Although many visitors drive to Clark from Manila, a significant number take charter flights. The airfield, covered in ash when the Americans departed, is fully operational, with all-weather instrument landing and navigation systems. Passengers enter through the newly refurbished terminal, the former Clark aerial port, which was the focus of a $1.2 million renovation.

The Philippine air force occupies a large chunk of the base near the flight line where an overhead sign welcomes visitors to “Air Force City” and announces that the base won “Best in PAF” honors for 1997.

During the last two years the Americans ran Clark, they constructed about 1,000 new military family homes in the lower part of the base and near the parade field. Filipino families who work on the base now occupy all these new homes, and they are well-maintained. The Mactan housing on the western hillside of Clark did not fare so well after US security forces left. Looters ransacked most of the units, stripping them of plumbing, doors, fixtures, and windows.

Outside the gates, Angeles City bustles with business and activity, and only an astute observer might realize that the city had been subjected to the world’s second largest volcanic eruption of the 20th century. The areas near the base have changed noticeably. Most of the small, family-owned shops that catered to American appetites for handmade cotton goods and furniture are gone. In their place are many small businesses and stores that cater to Filipino customers. The Nepo Market, a large bazaar familiar to American shoppers, continues to thrive, its many stalls teeming with buyers.

Nearly 2,000 US military retirees live near Clark. A well-organized Retiree Activities Office welcomes American newcomers and helps them settle in. A computer system tied to key locations in the United States allows the RAO, staffed totally by volunteers, to solve most pay and personnel problems. A local hospital, newly refurbished with modern equipment after the eruptions, accepts Tricare payment.

The retirees constitute a tight-knit community and are delighted that US military forces are once again operating on a small scale out of Clark. Recently, the governments of the United States and the Philippines signed a visiting forces agreement, similar to a status-of-forces agreement, that established the jurisdictional status of DoD personnel who are in the Philippines temporarily for exercises and other activities.

So, US aircraft are again flying through Clark. Some retirees have taken Space-Available hops out of Clark. The industrious RAO has set up a Space-A office in the Clark terminal.

Flags Still Flying

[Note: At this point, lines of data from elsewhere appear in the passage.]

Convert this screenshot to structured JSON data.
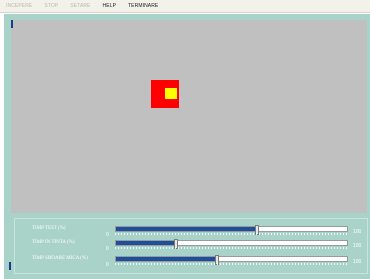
{
  "menu": {
    "items": [
      {
        "label": "INCEPERE",
        "enabled": false
      },
      {
        "label": "STOP",
        "enabled": false
      },
      {
        "label": "SETARE",
        "enabled": false
      },
      {
        "label": "HELP",
        "enabled": true
      },
      {
        "label": "TERMINARE",
        "enabled": true
      }
    ]
  },
  "colors": {
    "target_outer": "#ff0000",
    "target_inner": "#ffff00",
    "canvas": "#c0c0c0",
    "frame": "#a9d3c8",
    "progress_fill": "#1c4f9c"
  },
  "progress": {
    "rows": [
      {
        "label": "TIMP TEST (%)",
        "min": "0",
        "max": "100",
        "value_percent": 60
      },
      {
        "label": "TIMP IN TINTA (%)",
        "min": "0",
        "max": "100",
        "value_percent": 25
      },
      {
        "label": "TIMP SHOARE MICA (%)",
        "min": "0",
        "max": "100",
        "value_percent": 43
      }
    ]
  }
}
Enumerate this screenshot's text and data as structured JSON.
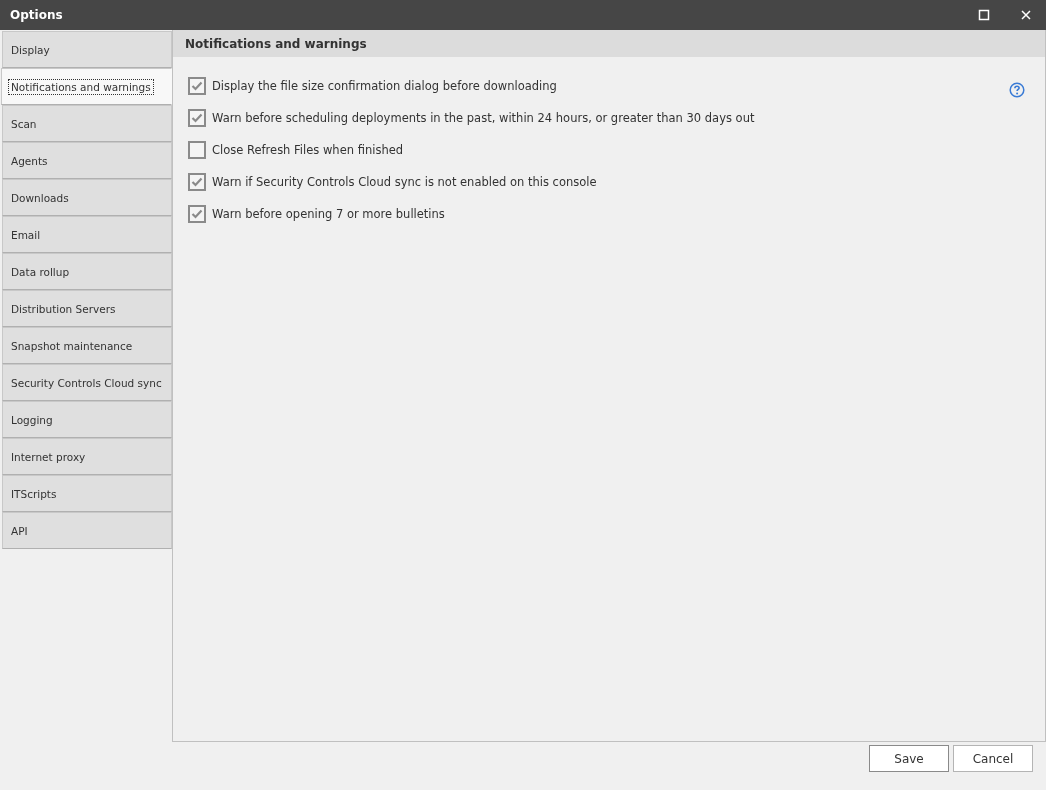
{
  "window": {
    "title": "Options"
  },
  "sidebar": {
    "items": [
      {
        "label": "Display",
        "selected": false
      },
      {
        "label": "Notifications and warnings",
        "selected": true
      },
      {
        "label": "Scan",
        "selected": false
      },
      {
        "label": "Agents",
        "selected": false
      },
      {
        "label": "Downloads",
        "selected": false
      },
      {
        "label": "Email",
        "selected": false
      },
      {
        "label": "Data rollup",
        "selected": false
      },
      {
        "label": "Distribution Servers",
        "selected": false
      },
      {
        "label": "Snapshot maintenance",
        "selected": false
      },
      {
        "label": "Security Controls Cloud sync",
        "selected": false
      },
      {
        "label": "Logging",
        "selected": false
      },
      {
        "label": "Internet proxy",
        "selected": false
      },
      {
        "label": "ITScripts",
        "selected": false
      },
      {
        "label": "API",
        "selected": false
      }
    ]
  },
  "panel": {
    "title": "Notifications and warnings",
    "options": [
      {
        "label": "Display the file size confirmation dialog before downloading",
        "checked": true
      },
      {
        "label": "Warn before scheduling deployments in the past, within 24 hours, or greater than 30 days out",
        "checked": true
      },
      {
        "label": "Close Refresh Files when finished",
        "checked": false
      },
      {
        "label": "Warn if Security Controls Cloud sync is not enabled on this console",
        "checked": true
      },
      {
        "label": "Warn before opening 7 or more bulletins",
        "checked": true
      }
    ]
  },
  "buttons": [
    "Save",
    "Cancel"
  ]
}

Although the Ash Warriors lowered the Stars and Stripes at the parade field when they left Clark in 1991, an American flag still flies at Clark—at the veterans’ cemetery, near the main gate. Four years ago, resident retirees, dismayed at the shabby condition of the cemetery after the eruptions and PAF neglect, collected enough money to restore the cemetery that holds the remains of several thousand US and Filipino veterans. The local Veterans of Foreign Wars post in Angeles City spearheaded the effort, and it raises $8,000 annually to maintain the cemetery, keep US and Philippine flags flying over it, and put flags on each grave site every Veterans Day and Memorial Day.

Mount Pinatubo no longer erupts, and the crater, which is over a mile wide and several hundred feet deep, holds a peaceful lake. Hikers trek up O’Donnell Valley to camp near the shoreline and explore the crater walls. The devil that once ravaged Clark and the Philippine countryside is quiet now—maybe for another 500 years.

C.R. Anderegg is a freelance writer and lecturer. He is the author of Ash Warriors, the story of the evacuation and closure of Clark AB, soon to be published by the Pacific Air Forces History Office. This is his first article for Air Force Magazine.